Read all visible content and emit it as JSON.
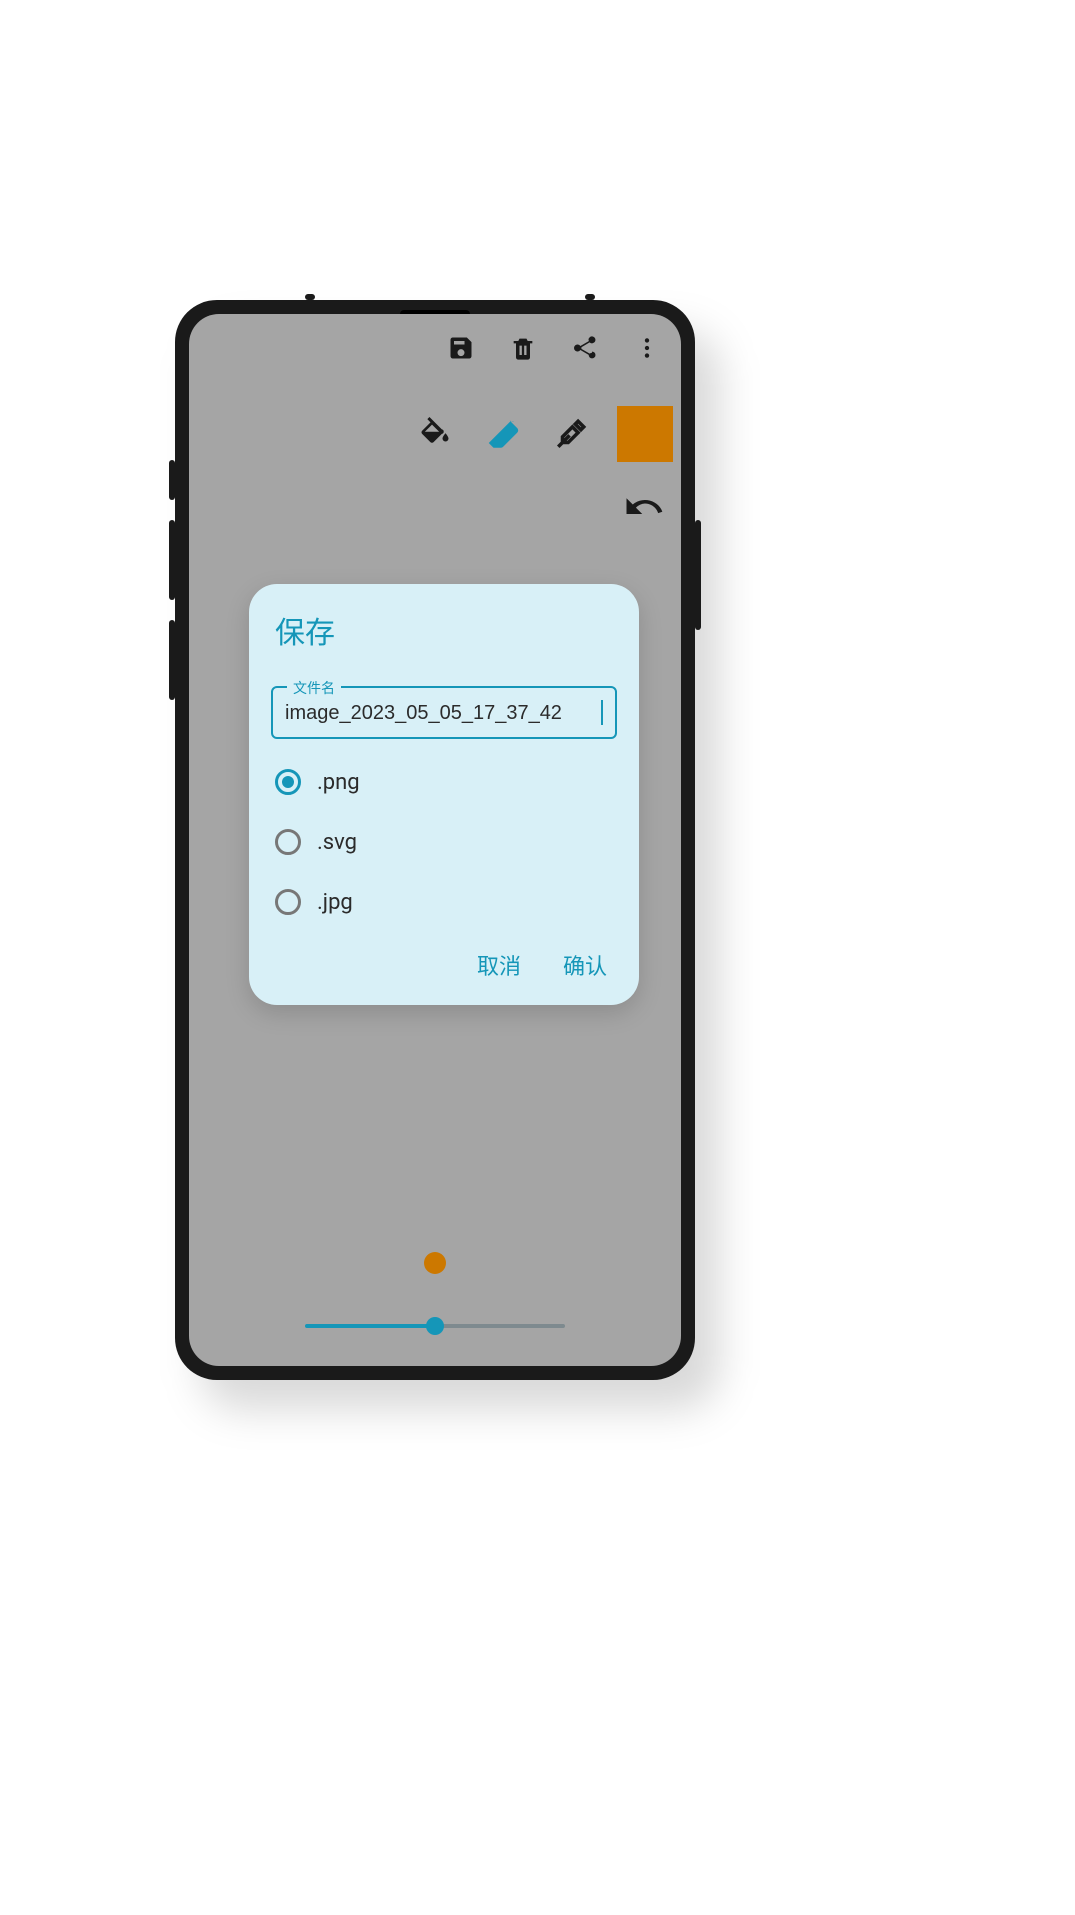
{
  "app_bar": {
    "save_icon": "save-icon",
    "delete_icon": "delete-icon",
    "share_icon": "share-icon",
    "menu_icon": "menu-dots-icon"
  },
  "tools": {
    "fill_icon": "fill-bucket-icon",
    "eraser_icon": "eraser-icon",
    "eyedropper_icon": "eyedropper-icon",
    "color_hex": "#cc7800",
    "undo_icon": "undo-icon"
  },
  "dialog": {
    "title": "保存",
    "filename_label": "文件名",
    "filename_value": "image_2023_05_05_17_37_42",
    "formats": [
      {
        "label": ".png",
        "selected": true
      },
      {
        "label": ".svg",
        "selected": false
      },
      {
        "label": ".jpg",
        "selected": false
      }
    ],
    "cancel_label": "取消",
    "confirm_label": "确认"
  },
  "brush": {
    "dot_color": "#cc7800",
    "slider_percent": 50
  }
}
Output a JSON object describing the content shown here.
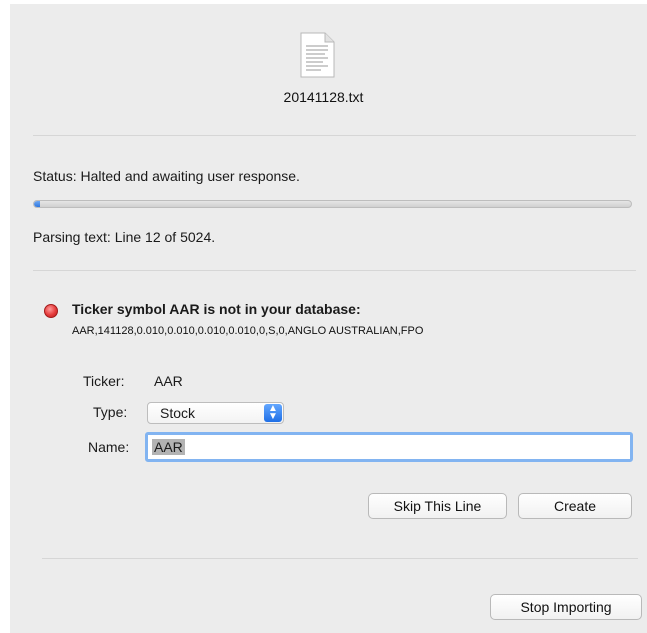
{
  "file": {
    "name": "20141128.txt",
    "icon": "text-file-icon"
  },
  "status": {
    "text": "Status:  Halted and awaiting user response.",
    "progress": 0.004
  },
  "parsing": {
    "text": "Parsing text: Line 12 of 5024."
  },
  "alert": {
    "icon": "red-alert-icon",
    "title": "Ticker symbol AAR is not in your database:",
    "line": "AAR,141128,0.010,0.010,0.010,0.010,0,S,0,ANGLO AUSTRALIAN,FPO"
  },
  "form": {
    "ticker_label": "Ticker:",
    "ticker_value": "AAR",
    "type_label": "Type:",
    "type_value": "Stock",
    "name_label": "Name:",
    "name_value": "AAR"
  },
  "buttons": {
    "skip": "Skip This Line",
    "create": "Create",
    "stop": "Stop Importing"
  },
  "colors": {
    "accent": "#2f78e0",
    "panel": "#ececec",
    "alert": "#e53b3b"
  }
}
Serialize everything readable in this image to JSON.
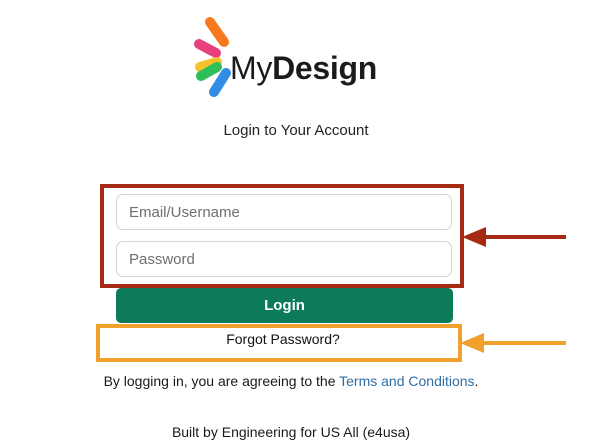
{
  "logo": {
    "name_regular": "My",
    "name_bold": "Design",
    "petal_colors": [
      "#f7791f",
      "#e8407e",
      "#f6c12c",
      "#2ebf5b",
      "#2f8ee3"
    ]
  },
  "login_card": {
    "title": "Login to Your Account",
    "email_placeholder": "Email/Username",
    "password_placeholder": "Password",
    "login_label": "Login",
    "forgot_label": "Forgot Password?"
  },
  "agreement": {
    "prefix": "By logging in, you are agreeing to the ",
    "terms_label": "Terms and Conditions",
    "suffix": "."
  },
  "footer": {
    "text": "Built by Engineering for US All (e4usa)"
  },
  "annotations": {
    "red_color": "#a52a12",
    "orange_color": "#f0a02c",
    "button_color": "#0d7a5a"
  }
}
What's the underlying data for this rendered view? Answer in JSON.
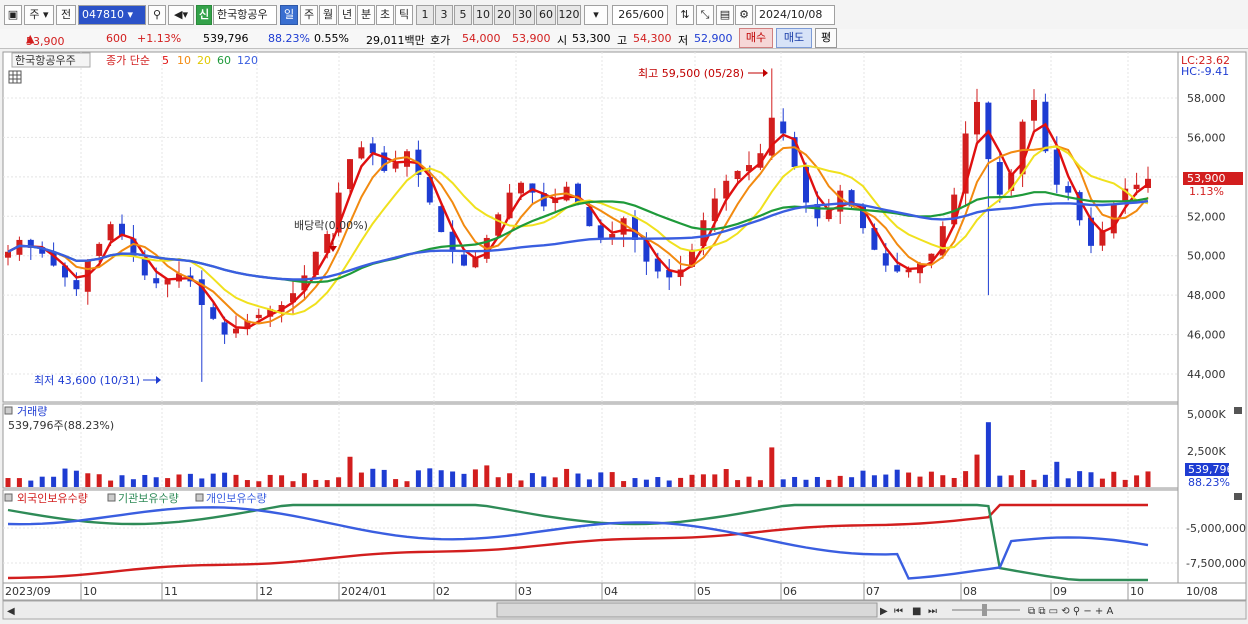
{
  "toolbar": {
    "type_label": "주",
    "mode_label": "전",
    "code": "047810",
    "name": "한국항공우",
    "badge": "신",
    "periods": [
      "일",
      "주",
      "월",
      "년",
      "분",
      "초",
      "틱"
    ],
    "active_period": "일",
    "intervals": [
      "1",
      "3",
      "5",
      "10",
      "20",
      "30",
      "60",
      "120"
    ],
    "count": "265",
    "count_total": "/600",
    "date": "2024/10/08"
  },
  "infobar": {
    "price": "53,900",
    "change": "600",
    "change_pct": "+1.13%",
    "volume": "539,796",
    "vol_ratio": "88.23%",
    "turnover": "0.55%",
    "amount": "29,011백만",
    "ask_label": "호가",
    "ask": "54,000",
    "bid": "53,900",
    "open_label": "시",
    "open": "53,300",
    "high_label": "고",
    "high": "54,300",
    "low_label": "저",
    "low": "52,900",
    "buy_label": "매수",
    "sell_label": "매도",
    "avg_label": "평"
  },
  "price_panel": {
    "legend_name": "한국항공우주",
    "legend_type": "종가 단순",
    "ma_labels": [
      "5",
      "10",
      "20",
      "60",
      "120"
    ],
    "lc_label": "LC:23.62",
    "hc_label": "HC:-9.41",
    "high_annotation": "최고 59,500 (05/28)",
    "low_annotation": "최저 43,600 (10/31)",
    "dividend_annotation": "배당락(0.00%)",
    "y_ticks": [
      "58,000",
      "56,000",
      "54,000",
      "52,000",
      "50,000",
      "48,000",
      "46,000",
      "44,000"
    ],
    "current_price_label": "53,900",
    "current_pct_label": "1.13%"
  },
  "volume_panel": {
    "title": "거래량",
    "summary": "539,796주(88.23%)",
    "y_ticks": [
      "5,000K",
      "2,500K"
    ],
    "current_label": "539,796",
    "current_pct": "88.23%"
  },
  "holding_panel": {
    "legend": [
      "외국인보유수량",
      "기관보유수량",
      "개인보유수량"
    ],
    "y_ticks": [
      "-5,000,000",
      "-7,500,000"
    ]
  },
  "x_axis": {
    "labels": [
      "2023/09",
      "10",
      "11",
      "12",
      "2024/01",
      "02",
      "03",
      "04",
      "05",
      "06",
      "07",
      "08",
      "09",
      "10",
      "10/08"
    ]
  },
  "colors": {
    "up": "#d21e1e",
    "down": "#1e3cd2",
    "ma5": "#e01010",
    "ma10": "#f28a10",
    "ma20": "#f0e11e",
    "ma60": "#1e9a3a",
    "ma120": "#3a5ee0",
    "foreign": "#d21e1e",
    "institution": "#2e8b57",
    "individual": "#3a5ee0"
  },
  "chart_data": {
    "type": "line",
    "title": "",
    "price_range": [
      42800,
      59800
    ],
    "high": {
      "date": "05/28",
      "value": 59500
    },
    "low": {
      "date": "10/31",
      "value": 43600
    },
    "close_approx": [
      50200,
      50800,
      50400,
      50100,
      49500,
      48900,
      48300,
      49800,
      50600,
      51600,
      51000,
      50000,
      49000,
      48600,
      48800,
      49100,
      48700,
      47500,
      46800,
      46000,
      46300,
      46700,
      47000,
      47300,
      47500,
      48100,
      49000,
      50200,
      51100,
      53200,
      54900,
      55500,
      55200,
      54300,
      54700,
      55300,
      54100,
      52700,
      51200,
      50200,
      49500,
      49900,
      50900,
      52100,
      53200,
      53700,
      53200,
      52500,
      52900,
      53500,
      52600,
      51500,
      50900,
      51100,
      51900,
      50800,
      49700,
      49200,
      48900,
      49300,
      50300,
      51800,
      52900,
      53800,
      54300,
      54600,
      55200,
      57000,
      56200,
      54500,
      52700,
      51900,
      52300,
      53300,
      52500,
      51400,
      50300,
      49500,
      49200,
      49300,
      49600,
      50100,
      51500,
      53100,
      56200,
      57800,
      54900,
      53100,
      54200,
      56800,
      57900,
      55300,
      53600,
      53200,
      51800,
      50500,
      51300,
      52600,
      53400,
      53600,
      53900
    ],
    "series": [
      {
        "name": "외국인보유수량"
      },
      {
        "name": "기관보유수량"
      },
      {
        "name": "개인보유수량"
      }
    ]
  }
}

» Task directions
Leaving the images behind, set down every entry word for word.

» Written reply
Read all visible content and emit it as JSON.
{
  "app_bar": {
    "save_icon": "save-icon",
    "delete_icon": "delete-icon",
    "share_icon": "share-icon",
    "menu_icon": "menu-dots-icon"
  },
  "tools": {
    "fill_icon": "fill-bucket-icon",
    "eraser_icon": "eraser-icon",
    "eyedropper_icon": "eyedropper-icon",
    "color_hex": "#cc7800",
    "undo_icon": "undo-icon"
  },
  "dialog": {
    "title": "保存",
    "filename_label": "文件名",
    "filename_value": "image_2023_05_05_17_37_42",
    "formats": [
      {
        "label": ".png",
        "selected": true
      },
      {
        "label": ".svg",
        "selected": false
      },
      {
        "label": ".jpg",
        "selected": false
      }
    ],
    "cancel_label": "取消",
    "confirm_label": "确认"
  },
  "brush": {
    "dot_color": "#cc7800",
    "slider_percent": 50
  }
}
Output a JSON object describing the content shown here.
{
  "file": {
    "name": "20141128.txt",
    "icon": "text-file-icon"
  },
  "status": {
    "text": "Status:  Halted and awaiting user response.",
    "progress": 0.004
  },
  "parsing": {
    "text": "Parsing text: Line 12 of 5024."
  },
  "alert": {
    "icon": "red-alert-icon",
    "title": "Ticker symbol AAR is not in your database:",
    "line": "AAR,141128,0.010,0.010,0.010,0.010,0,S,0,ANGLO AUSTRALIAN,FPO"
  },
  "form": {
    "ticker_label": "Ticker:",
    "ticker_value": "AAR",
    "type_label": "Type:",
    "type_value": "Stock",
    "name_label": "Name:",
    "name_value": "AAR"
  },
  "buttons": {
    "skip": "Skip This Line",
    "create": "Create",
    "stop": "Stop Importing"
  },
  "colors": {
    "accent": "#2f78e0",
    "panel": "#ececec",
    "alert": "#e53b3b"
  }
}
Serialize everything readable in this image to JSON.
{
  "logo": {
    "name_regular": "My",
    "name_bold": "Design",
    "petal_colors": [
      "#f7791f",
      "#e8407e",
      "#f6c12c",
      "#2ebf5b",
      "#2f8ee3"
    ]
  },
  "login_card": {
    "title": "Login to Your Account",
    "email_placeholder": "Email/Username",
    "password_placeholder": "Password",
    "login_label": "Login",
    "forgot_label": "Forgot Password?"
  },
  "agreement": {
    "prefix": "By logging in, you are agreeing to the ",
    "terms_label": "Terms and Conditions",
    "suffix": "."
  },
  "footer": {
    "text": "Built by Engineering for US All (e4usa)"
  },
  "annotations": {
    "red_color": "#a52a12",
    "orange_color": "#f0a02c",
    "button_color": "#0d7a5a"
  }
}
What's the underlying data for this rendered view? Answer in JSON.
{
  "toolbar": {
    "type_label": "주",
    "mode_label": "전",
    "code": "047810",
    "name": "한국항공우",
    "badge": "신",
    "periods": [
      "일",
      "주",
      "월",
      "년",
      "분",
      "초",
      "틱"
    ],
    "active_period": "일",
    "intervals": [
      "1",
      "3",
      "5",
      "10",
      "20",
      "30",
      "60",
      "120"
    ],
    "count": "265",
    "count_total": "/600",
    "date": "2024/10/08"
  },
  "infobar": {
    "price": "53,900",
    "change": "600",
    "change_pct": "+1.13%",
    "volume": "539,796",
    "vol_ratio": "88.23%",
    "turnover": "0.55%",
    "amount": "29,011백만",
    "ask_label": "호가",
    "ask": "54,000",
    "bid": "53,900",
    "open_label": "시",
    "open": "53,300",
    "high_label": "고",
    "high": "54,300",
    "low_label": "저",
    "low": "52,900",
    "buy_label": "매수",
    "sell_label": "매도",
    "avg_label": "평"
  },
  "price_panel": {
    "legend_name": "한국항공우주",
    "legend_type": "종가 단순",
    "ma_labels": [
      "5",
      "10",
      "20",
      "60",
      "120"
    ],
    "lc_label": "LC:23.62",
    "hc_label": "HC:-9.41",
    "high_annotation": "최고 59,500 (05/28)",
    "low_annotation": "최저 43,600 (10/31)",
    "dividend_annotation": "배당락(0.00%)",
    "y_ticks": [
      "58,000",
      "56,000",
      "54,000",
      "52,000",
      "50,000",
      "48,000",
      "46,000",
      "44,000"
    ],
    "current_price_label": "53,900",
    "current_pct_label": "1.13%"
  },
  "volume_panel": {
    "title": "거래량",
    "summary": "539,796주(88.23%)",
    "y_ticks": [
      "5,000K",
      "2,500K"
    ],
    "current_label": "539,796",
    "current_pct": "88.23%"
  },
  "holding_panel": {
    "legend": [
      "외국인보유수량",
      "기관보유수량",
      "개인보유수량"
    ],
    "y_ticks": [
      "-5,000,000",
      "-7,500,000"
    ]
  },
  "x_axis": {
    "labels": [
      "2023/09",
      "10",
      "11",
      "12",
      "2024/01",
      "02",
      "03",
      "04",
      "05",
      "06",
      "07",
      "08",
      "09",
      "10",
      "10/08"
    ]
  },
  "colors": {
    "up": "#d21e1e",
    "down": "#1e3cd2",
    "ma5": "#e01010",
    "ma10": "#f28a10",
    "ma20": "#f0e11e",
    "ma60": "#1e9a3a",
    "ma120": "#3a5ee0",
    "foreign": "#d21e1e",
    "institution": "#2e8b57",
    "individual": "#3a5ee0"
  },
  "chart_data": {
    "type": "line",
    "title": "",
    "price_range": [
      42800,
      59800
    ],
    "high": {
      "date": "05/28",
      "value": 59500
    },
    "low": {
      "date": "10/31",
      "value": 43600
    },
    "close_approx": [
      50200,
      50800,
      50400,
      50100,
      49500,
      48900,
      48300,
      49800,
      50600,
      51600,
      51000,
      50000,
      49000,
      48600,
      48800,
      49100,
      48700,
      47500,
      46800,
      46000,
      46300,
      46700,
      47000,
      47300,
      47500,
      48100,
      49000,
      50200,
      51100,
      53200,
      54900,
      55500,
      55200,
      54300,
      54700,
      55300,
      54100,
      52700,
      51200,
      50200,
      49500,
      49900,
      50900,
      52100,
      53200,
      53700,
      53200,
      52500,
      52900,
      53500,
      52600,
      51500,
      50900,
      51100,
      51900,
      50800,
      49700,
      49200,
      48900,
      49300,
      50300,
      51800,
      52900,
      53800,
      54300,
      54600,
      55200,
      57000,
      56200,
      54500,
      52700,
      51900,
      52300,
      53300,
      52500,
      51400,
      50300,
      49500,
      49200,
      49300,
      49600,
      50100,
      51500,
      53100,
      56200,
      57800,
      54900,
      53100,
      54200,
      56800,
      57900,
      55300,
      53600,
      53200,
      51800,
      50500,
      51300,
      52600,
      53400,
      53600,
      53900
    ],
    "series": [
      {
        "name": "외국인보유수량"
      },
      {
        "name": "기관보유수량"
      },
      {
        "name": "개인보유수량"
      }
    ]
  }
}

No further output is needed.